This is the final part of the entry Józef recorded describing the events of 10th September 1939 – a day which as he wrote, remained deep in his memories.
Having passed Luszyca and left Okrągla behind, we reached the forest and breathed in the fresh air, feeling a sense of protection against the German airmen’s operations.
We arrived at some crossroads where a scowling major was standing, having arranged a supply column in the right direction. He gave us a dressing down:
Where were we heading? Where was our squadron? We were heading straight for the enemy.
In the end he advised us to go to the right, following the flow of the Vistula. He assured us that the infantry battalion would be ahead of us, clearing the way and that this would keep us close to communications and in the right direction. So we went.
Sgt Major Mazański had got down from the cart just before the major’s orders, escorted by his inseparable little dog (still alive and in good shape). * He went straight down the road without looking at us or at which way we were going before he disappeared out of sight. I took over command of the supply column and kept the corporal from the kitchen as reserve.
After a kilometre we had to stop and hide ourselves in the forest as quietly as possible. A few hundred metres in front of us, the infantry battalion lay stretched out in readiness. From then on we slowly advanced about one or two hundred metres every fifteen to thirty minutes or so. The driver of the cart was asleep holding the reins in his hand. I was next to him, dozing from time to time. The horses too were lifeless and very tired. They pushed on ahead independently whenever the cart in front moved.
The string of supply columns continued driving automatically through the day, through the night, and almost without a break. I don’t know how long all this went on. I do know that we were still in this unfamiliar forest when night fell, and one could smell the enemy. We didn’t know where they were approaching from, since reconnaissance was already beginning to fail and communications were poor.
Sometime – maybe around midnight – a communications officer approached the cart and notified us that we were to leave, forcing our way along the road through the forest whilst avoiding both our own and the enemy’s positions if necessary.
I roused the sleeping company, caught hold of the reins of our horse and went deep into the forest with the first cart. Someone kept hold of my horse’s bridle at times. The horses often moved forward independently, led by their own instinct; they turned to the left or the right to avoid chasms. Once they went along a steep area on an embankment then down in a hollow. It was so dark that I couldn’t see the horses’ tails. I couldn’t lead them because I could see nothing. All I could hear was the creak of the carts, quiet whispers – who, I don’t know. I was aware only that we were in hilly, uneven and difficult terrain. Everything was so unfamiliar making us agitated and keeping us awake – fighting against sleep.
This journey lasted about forty five minutes.

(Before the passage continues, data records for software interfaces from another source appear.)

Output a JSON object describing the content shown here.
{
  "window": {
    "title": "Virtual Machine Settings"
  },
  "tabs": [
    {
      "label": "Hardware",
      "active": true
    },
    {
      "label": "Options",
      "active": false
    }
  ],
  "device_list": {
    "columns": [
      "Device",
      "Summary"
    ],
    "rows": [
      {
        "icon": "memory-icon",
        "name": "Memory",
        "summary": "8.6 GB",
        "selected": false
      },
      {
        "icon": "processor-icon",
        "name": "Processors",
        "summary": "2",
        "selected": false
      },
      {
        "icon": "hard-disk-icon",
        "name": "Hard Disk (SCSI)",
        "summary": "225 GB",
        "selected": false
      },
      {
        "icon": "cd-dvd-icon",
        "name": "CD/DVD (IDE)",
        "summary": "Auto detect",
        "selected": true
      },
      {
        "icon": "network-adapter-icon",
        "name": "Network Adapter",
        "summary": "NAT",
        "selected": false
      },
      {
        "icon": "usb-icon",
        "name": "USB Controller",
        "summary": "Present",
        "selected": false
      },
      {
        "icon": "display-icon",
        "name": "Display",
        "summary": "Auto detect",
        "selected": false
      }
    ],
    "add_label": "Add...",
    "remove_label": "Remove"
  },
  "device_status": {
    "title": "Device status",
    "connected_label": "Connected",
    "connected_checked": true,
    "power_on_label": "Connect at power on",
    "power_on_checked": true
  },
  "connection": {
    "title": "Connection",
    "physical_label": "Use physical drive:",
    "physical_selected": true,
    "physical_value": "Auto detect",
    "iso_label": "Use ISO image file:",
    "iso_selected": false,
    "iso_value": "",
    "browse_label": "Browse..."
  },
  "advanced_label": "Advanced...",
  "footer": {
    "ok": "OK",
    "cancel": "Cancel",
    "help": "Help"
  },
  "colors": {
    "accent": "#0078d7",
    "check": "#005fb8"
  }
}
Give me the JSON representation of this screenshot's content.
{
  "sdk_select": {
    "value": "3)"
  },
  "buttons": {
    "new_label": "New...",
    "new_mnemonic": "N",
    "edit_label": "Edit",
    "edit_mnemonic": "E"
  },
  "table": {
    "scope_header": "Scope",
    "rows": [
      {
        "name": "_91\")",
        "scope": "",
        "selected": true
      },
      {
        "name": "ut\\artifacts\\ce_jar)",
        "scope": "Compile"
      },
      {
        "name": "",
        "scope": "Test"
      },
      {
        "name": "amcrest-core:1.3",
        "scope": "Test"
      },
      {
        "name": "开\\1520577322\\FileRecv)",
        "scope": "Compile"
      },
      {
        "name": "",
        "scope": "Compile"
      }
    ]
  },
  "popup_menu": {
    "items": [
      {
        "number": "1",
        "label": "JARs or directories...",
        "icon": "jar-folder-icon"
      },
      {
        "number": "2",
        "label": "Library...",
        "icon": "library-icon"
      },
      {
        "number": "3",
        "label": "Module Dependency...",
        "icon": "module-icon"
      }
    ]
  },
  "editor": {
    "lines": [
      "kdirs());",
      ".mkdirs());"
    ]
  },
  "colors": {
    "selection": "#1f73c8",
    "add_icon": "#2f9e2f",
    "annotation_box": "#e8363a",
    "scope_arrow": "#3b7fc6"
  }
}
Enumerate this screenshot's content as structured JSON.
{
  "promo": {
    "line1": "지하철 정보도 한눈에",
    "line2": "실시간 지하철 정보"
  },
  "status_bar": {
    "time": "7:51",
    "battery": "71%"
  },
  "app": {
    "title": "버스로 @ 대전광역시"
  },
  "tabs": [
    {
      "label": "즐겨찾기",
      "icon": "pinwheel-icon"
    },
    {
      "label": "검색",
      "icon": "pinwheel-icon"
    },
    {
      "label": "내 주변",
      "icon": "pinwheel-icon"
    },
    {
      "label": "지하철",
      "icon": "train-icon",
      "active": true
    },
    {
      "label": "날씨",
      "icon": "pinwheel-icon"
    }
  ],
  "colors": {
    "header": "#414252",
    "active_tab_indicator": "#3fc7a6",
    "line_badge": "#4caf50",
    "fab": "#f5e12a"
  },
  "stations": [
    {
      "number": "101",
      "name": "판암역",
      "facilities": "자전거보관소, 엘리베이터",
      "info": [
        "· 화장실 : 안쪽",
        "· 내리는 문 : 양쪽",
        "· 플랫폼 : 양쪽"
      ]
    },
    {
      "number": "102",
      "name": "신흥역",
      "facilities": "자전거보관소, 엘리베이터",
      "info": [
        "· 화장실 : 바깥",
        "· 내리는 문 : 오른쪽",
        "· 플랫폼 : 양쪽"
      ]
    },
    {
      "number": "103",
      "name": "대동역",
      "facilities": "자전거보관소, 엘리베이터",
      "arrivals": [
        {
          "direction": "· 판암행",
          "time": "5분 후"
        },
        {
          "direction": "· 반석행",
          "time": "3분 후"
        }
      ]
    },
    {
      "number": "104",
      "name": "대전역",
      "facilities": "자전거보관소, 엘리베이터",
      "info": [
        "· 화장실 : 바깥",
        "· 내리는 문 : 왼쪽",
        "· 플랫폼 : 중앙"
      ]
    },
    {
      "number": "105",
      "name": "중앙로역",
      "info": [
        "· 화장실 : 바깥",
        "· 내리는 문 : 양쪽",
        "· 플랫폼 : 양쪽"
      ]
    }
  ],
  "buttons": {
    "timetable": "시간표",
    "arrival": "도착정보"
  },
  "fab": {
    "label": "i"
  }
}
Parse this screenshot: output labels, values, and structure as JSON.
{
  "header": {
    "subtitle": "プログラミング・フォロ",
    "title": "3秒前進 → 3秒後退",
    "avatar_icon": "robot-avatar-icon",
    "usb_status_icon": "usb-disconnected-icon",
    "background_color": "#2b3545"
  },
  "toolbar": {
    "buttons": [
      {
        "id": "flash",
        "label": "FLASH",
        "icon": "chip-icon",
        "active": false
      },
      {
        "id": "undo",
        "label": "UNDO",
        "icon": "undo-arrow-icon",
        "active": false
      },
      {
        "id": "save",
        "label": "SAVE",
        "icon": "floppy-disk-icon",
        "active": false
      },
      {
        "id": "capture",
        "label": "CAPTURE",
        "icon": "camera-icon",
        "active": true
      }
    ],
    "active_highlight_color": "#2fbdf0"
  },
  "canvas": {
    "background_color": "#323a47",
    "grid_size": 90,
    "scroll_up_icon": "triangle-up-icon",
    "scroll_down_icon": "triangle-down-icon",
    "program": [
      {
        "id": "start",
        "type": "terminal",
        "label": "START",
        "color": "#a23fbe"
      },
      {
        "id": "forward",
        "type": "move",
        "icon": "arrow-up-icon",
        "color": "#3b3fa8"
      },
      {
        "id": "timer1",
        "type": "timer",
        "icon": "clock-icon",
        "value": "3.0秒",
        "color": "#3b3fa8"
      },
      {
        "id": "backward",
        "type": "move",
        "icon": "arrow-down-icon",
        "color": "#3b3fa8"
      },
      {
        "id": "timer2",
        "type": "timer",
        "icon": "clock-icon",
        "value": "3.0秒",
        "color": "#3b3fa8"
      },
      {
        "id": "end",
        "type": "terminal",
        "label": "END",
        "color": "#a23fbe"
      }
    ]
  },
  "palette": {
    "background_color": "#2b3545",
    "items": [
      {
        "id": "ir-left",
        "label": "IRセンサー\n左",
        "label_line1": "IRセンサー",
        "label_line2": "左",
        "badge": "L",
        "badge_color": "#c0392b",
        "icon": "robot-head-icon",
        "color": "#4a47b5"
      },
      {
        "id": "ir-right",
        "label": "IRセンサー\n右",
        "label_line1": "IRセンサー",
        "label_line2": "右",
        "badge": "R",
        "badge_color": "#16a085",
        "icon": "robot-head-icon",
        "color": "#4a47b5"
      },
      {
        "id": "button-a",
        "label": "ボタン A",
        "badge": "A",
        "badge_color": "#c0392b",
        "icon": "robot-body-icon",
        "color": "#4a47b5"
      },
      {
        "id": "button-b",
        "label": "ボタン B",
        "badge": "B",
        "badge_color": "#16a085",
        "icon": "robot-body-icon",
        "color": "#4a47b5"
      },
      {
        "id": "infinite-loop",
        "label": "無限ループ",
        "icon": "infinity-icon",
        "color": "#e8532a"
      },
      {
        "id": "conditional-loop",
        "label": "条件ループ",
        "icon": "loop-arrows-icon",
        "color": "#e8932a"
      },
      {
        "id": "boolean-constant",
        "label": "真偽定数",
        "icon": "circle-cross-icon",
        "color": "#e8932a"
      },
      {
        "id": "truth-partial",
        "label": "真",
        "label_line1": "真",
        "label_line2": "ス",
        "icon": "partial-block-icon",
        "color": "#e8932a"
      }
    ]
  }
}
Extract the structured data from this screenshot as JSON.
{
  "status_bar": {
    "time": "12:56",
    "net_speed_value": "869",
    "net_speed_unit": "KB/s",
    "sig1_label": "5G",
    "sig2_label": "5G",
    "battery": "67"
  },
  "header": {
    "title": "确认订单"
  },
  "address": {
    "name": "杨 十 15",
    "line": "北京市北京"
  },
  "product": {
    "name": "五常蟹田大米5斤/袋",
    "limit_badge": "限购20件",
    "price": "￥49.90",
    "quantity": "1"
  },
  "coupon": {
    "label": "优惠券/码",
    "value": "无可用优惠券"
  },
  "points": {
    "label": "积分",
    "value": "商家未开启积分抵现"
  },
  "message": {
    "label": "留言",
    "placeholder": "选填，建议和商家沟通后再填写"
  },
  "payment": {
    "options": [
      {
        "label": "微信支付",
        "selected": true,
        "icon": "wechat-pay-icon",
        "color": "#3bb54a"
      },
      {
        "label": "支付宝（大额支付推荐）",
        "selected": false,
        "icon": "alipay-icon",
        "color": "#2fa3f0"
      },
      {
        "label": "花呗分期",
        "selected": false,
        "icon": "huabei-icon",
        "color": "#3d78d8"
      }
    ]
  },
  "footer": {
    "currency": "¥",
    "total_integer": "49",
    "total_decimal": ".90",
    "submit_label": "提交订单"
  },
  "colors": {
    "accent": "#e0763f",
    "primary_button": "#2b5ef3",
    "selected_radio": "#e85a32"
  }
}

I don’t know how many times we stopped, how many times we turned to one side or the other, until at last we got a glimpse of the stars in the sky and a more deserted area on a hill. The horses moved on at a livelier, unconstrained pace then stood again for an hour on the hill.
There was something so eerie about this journey, that it became one of the most unforgettable of my memories of the war: that I had led the horses while not giving them any directions; the dismal gloomy silence, interrupted only by barely audible murmurs of people I couldn’t see; this darkness in which I couldn’t even see myself and could only feel my existence; this strange journey, in unfamiliar twisting terrain in which I didn’t lose my way, nor at the same time, lose even a little of my resolve. Everything was full of emotion, mystery, indescribable feelings – it all remains deep in my memory.
It was already noisy on the hill when we reached it and the shadows of people, horses, carts and cars were visible. About one hundred metres further on, a white band of sandy road could be seen cutting across the forest as if hanging on the steep wooded slope of the hill. In front of the forest entrance a whirl of carts and cars could be felt rather than seen, blocking up the road. Raised voices and unfamiliar, flashing lights came from the dark clustered mass at the entrance to the forest where they had come to a standstill.
By now I had pulled out another can of food from the “rainy day” allocation in order to satisfy the demands of my stomach for something substantial – I had put two and two together and it seemed to me that this was a rainy day!
I couldn’t get to sleep. After an hour, something moved ahead of us, the horses jolted and we moved on. I prodded the driver and told him to find out as we went along, if the others had also moved on. He caught up with me after a couple of hundred metres, saying that he had had to look for the men because the carts were standing without their drivers. As it turned out later, the rest of the company had got out of the carts at the roadside ditch and everyone was fast asleep.
This is what was missing after this stop: two carts which hadn’t joined us, the corporal from the kitchen who was asleep in the ditch, all the platoon of cyclists and some of the kitchen staff. The remaining carts joined us a couple of hours later but the cyclists and the corporal didn’t reappear for some time. So I remained ‘in charge’ on my own.
The subsequent journey continued on for another few kilometres across the forest and over steep tracks. After this we rode over flat, sandy terrain and eventually came to a beaten track, as dawn was breaking.
*Readers may recall an earlier encounter with this dog on 30/08. See “Character Studies at the Brink of War” posted 4 July 2018